Justice belongs to the well-made-poem generation that ruled America in the Fifties, and his own poems are very well made indeed, roughed up a little with the inflections of the living voice. Try "Sestina on Six Words by Weldon Kees" (whose poems Justice edited) or "The Summer Anniversaries", a celebration of his thirtieth birthday which reads as though Hart Crane had bumped into Anthony Hecht. He gets down everything from "Satan in Heaven" and Orpheus opening his morning mail to "Unflushed Urinals" in an Omaha bus station, juxtaposing the " poor bantam cock of a man, jaunty at one am, perfumed, undiscourageable" with the "saintly forbearance" of the mirrors and washbowls "in which we absolve ourselves". Good stuff, human through and through.
Medieval Welsh Erotic Poetry trs Dafydd Johnston (Seren pounds 7.95)

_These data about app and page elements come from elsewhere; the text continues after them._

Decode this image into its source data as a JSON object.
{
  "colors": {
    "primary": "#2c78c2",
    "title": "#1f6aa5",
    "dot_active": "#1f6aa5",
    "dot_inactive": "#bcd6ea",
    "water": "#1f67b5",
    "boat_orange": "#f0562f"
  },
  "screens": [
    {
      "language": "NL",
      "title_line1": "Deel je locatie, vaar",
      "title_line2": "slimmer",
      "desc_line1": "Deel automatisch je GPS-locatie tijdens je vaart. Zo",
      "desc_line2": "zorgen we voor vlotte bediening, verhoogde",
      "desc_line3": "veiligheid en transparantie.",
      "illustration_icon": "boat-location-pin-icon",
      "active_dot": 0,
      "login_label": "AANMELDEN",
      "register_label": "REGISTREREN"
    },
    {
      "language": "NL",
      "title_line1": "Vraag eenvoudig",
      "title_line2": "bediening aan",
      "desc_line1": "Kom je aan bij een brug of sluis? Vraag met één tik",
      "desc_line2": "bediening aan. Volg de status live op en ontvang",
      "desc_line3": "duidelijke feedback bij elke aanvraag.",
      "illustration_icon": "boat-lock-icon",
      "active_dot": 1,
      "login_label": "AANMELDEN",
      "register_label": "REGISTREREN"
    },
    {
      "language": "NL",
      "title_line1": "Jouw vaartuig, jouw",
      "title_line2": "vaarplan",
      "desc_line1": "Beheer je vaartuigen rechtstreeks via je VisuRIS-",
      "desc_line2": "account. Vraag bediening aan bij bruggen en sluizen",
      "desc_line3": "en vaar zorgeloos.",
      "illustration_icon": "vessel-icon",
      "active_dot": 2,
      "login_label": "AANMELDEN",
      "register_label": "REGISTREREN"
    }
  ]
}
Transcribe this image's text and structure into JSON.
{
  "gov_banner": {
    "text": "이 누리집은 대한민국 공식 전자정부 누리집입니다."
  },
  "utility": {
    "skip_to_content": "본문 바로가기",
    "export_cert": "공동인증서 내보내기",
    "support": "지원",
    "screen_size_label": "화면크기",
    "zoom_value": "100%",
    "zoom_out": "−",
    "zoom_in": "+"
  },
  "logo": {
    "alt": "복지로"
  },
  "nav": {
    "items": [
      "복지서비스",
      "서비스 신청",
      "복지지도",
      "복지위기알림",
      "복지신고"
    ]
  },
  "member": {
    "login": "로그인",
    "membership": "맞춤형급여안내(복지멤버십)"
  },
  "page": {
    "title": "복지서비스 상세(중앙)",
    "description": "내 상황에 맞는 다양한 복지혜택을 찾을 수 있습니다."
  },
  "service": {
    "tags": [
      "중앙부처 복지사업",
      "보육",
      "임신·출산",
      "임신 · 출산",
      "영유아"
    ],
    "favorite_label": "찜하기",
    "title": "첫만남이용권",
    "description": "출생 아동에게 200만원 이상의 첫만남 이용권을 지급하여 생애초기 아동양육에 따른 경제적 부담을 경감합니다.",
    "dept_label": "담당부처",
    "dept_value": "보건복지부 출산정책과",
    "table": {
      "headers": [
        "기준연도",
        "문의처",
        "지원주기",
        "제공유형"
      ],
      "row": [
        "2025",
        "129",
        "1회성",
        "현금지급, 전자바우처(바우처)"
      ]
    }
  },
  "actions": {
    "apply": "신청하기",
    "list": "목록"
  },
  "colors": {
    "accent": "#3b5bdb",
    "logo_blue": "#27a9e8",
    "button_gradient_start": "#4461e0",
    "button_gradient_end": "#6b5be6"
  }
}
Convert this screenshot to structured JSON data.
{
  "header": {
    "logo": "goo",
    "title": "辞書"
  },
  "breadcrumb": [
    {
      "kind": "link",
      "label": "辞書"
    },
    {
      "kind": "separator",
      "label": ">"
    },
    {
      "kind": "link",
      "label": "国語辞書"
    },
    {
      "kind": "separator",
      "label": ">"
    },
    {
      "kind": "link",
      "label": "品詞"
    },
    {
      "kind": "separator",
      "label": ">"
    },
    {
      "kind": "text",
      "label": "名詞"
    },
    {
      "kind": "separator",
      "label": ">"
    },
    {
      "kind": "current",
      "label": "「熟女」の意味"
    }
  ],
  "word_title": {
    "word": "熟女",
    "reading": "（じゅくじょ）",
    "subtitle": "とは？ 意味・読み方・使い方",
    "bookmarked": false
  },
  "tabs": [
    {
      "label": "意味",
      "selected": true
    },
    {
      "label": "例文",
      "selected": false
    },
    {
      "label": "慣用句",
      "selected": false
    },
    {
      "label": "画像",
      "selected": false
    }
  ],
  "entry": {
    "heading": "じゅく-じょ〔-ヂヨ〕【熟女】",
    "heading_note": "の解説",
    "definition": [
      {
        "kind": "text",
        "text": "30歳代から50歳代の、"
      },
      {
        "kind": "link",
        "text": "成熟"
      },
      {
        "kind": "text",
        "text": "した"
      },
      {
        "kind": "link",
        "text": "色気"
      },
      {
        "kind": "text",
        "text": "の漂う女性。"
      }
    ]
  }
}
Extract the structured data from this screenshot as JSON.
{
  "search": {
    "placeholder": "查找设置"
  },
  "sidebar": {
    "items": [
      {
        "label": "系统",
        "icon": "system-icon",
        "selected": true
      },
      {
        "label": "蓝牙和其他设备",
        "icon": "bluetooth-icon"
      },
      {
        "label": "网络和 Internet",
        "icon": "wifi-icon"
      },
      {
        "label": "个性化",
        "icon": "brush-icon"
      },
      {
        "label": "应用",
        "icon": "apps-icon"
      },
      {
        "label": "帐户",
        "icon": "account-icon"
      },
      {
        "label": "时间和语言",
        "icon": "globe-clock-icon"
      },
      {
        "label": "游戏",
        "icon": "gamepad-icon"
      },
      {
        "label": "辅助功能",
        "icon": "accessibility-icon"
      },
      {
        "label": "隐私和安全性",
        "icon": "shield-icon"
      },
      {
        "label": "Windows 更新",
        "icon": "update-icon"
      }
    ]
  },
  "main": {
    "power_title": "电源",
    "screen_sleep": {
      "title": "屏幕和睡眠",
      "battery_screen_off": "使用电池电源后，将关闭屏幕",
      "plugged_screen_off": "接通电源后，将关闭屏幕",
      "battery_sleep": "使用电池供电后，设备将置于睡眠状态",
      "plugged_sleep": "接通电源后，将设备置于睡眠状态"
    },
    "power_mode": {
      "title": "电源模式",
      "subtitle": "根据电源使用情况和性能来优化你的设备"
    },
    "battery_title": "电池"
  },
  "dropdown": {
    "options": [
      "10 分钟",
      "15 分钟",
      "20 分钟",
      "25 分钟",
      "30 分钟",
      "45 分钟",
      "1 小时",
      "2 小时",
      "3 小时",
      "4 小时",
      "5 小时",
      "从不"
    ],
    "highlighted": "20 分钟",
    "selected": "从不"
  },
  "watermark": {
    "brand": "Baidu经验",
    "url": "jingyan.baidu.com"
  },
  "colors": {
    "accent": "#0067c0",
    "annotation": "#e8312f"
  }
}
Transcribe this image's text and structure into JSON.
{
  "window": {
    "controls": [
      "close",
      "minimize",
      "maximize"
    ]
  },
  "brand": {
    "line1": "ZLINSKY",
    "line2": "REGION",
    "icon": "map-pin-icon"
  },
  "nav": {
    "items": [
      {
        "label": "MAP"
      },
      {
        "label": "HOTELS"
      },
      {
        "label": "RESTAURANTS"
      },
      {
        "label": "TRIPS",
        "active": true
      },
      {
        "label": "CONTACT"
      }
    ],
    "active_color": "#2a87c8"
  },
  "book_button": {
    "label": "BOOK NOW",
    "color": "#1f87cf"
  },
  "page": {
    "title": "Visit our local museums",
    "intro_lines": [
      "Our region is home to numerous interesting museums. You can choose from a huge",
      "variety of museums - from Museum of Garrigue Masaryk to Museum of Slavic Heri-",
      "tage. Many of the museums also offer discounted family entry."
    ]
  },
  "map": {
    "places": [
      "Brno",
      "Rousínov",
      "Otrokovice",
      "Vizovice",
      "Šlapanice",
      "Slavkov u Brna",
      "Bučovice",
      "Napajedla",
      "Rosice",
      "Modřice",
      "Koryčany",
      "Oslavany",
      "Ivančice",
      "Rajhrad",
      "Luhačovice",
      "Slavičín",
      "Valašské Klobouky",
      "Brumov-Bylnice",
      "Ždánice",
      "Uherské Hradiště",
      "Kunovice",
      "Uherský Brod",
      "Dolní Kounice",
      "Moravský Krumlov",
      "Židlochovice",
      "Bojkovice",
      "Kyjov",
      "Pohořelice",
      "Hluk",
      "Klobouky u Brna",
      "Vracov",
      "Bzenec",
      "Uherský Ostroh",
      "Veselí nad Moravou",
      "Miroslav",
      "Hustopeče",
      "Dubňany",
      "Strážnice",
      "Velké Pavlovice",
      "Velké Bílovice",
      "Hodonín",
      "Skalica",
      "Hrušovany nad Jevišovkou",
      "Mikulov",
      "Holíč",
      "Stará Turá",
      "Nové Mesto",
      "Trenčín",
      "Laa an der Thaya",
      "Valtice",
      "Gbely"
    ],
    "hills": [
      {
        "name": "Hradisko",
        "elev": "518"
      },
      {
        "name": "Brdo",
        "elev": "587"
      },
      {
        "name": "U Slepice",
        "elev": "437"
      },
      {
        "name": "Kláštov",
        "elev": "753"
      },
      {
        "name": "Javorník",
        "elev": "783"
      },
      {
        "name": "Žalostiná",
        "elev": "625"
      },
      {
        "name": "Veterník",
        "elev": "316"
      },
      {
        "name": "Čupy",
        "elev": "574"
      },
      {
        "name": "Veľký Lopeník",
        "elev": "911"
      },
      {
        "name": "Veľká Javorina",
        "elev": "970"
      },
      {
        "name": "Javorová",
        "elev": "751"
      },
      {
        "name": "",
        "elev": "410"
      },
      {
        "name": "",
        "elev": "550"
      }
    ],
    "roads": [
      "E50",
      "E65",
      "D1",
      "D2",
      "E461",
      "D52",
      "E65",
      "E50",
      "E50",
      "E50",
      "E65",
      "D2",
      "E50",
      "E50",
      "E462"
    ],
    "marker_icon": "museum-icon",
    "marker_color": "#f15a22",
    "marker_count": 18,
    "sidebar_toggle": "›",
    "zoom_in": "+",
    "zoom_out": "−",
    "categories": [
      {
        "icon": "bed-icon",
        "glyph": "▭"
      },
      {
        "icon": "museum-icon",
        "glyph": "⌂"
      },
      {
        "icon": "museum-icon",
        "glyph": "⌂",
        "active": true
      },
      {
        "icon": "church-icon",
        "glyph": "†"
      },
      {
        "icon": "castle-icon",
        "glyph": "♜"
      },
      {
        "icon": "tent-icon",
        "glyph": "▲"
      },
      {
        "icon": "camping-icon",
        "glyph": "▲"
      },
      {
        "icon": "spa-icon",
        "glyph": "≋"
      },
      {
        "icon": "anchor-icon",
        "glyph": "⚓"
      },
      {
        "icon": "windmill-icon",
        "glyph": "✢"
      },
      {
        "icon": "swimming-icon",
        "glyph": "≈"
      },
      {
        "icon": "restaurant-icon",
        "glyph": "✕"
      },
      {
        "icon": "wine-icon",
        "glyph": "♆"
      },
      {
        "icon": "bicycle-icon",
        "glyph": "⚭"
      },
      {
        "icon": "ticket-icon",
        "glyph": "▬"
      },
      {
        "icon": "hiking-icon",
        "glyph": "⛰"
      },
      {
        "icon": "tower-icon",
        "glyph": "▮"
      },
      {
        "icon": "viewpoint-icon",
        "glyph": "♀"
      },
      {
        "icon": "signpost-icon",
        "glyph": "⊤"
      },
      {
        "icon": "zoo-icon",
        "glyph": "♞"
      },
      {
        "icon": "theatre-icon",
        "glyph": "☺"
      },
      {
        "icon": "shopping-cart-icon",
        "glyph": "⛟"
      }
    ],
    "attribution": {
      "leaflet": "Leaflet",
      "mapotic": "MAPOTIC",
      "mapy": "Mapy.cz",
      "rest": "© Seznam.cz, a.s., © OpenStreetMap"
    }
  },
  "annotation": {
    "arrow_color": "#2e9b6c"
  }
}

The Welsh golden age came earlier than ours: Dafydd ap Gwilym, that wonderful poet, is contemporary with Chaucer. Scholars have had a habit of attributing most of the dirty stuff of the 14th century to ap Gwilym, author of "The Rattle Bag", the poem which gave its name to the Heaney-Hughes anthology, but in this zestful anthology Johnston spreads the bawdy around among many more poets, and enlightens us about the strict forms in which they boasted and philandered. Robert Graves's "Down, wanton, down!" clearly has its antecedents here. "Oh girl, are you letting / Tudur do it or are you not?" is the least of it; much more likely is "the bite of an eel on a fishing rod, / have a c--- once, have it a hundred times", or some virtuoso paean to the ever-changing shapes of the two-backed beast. Willing maidens and jealous wives abound. Ap Gwilym (who else?) "Sends his Genitals as a Love Messenger", instead of the usual bird or fox. Fine lusty stuff from the late middle ages, and/or useful thesis material for feminists on male incorrigibility.Reuse content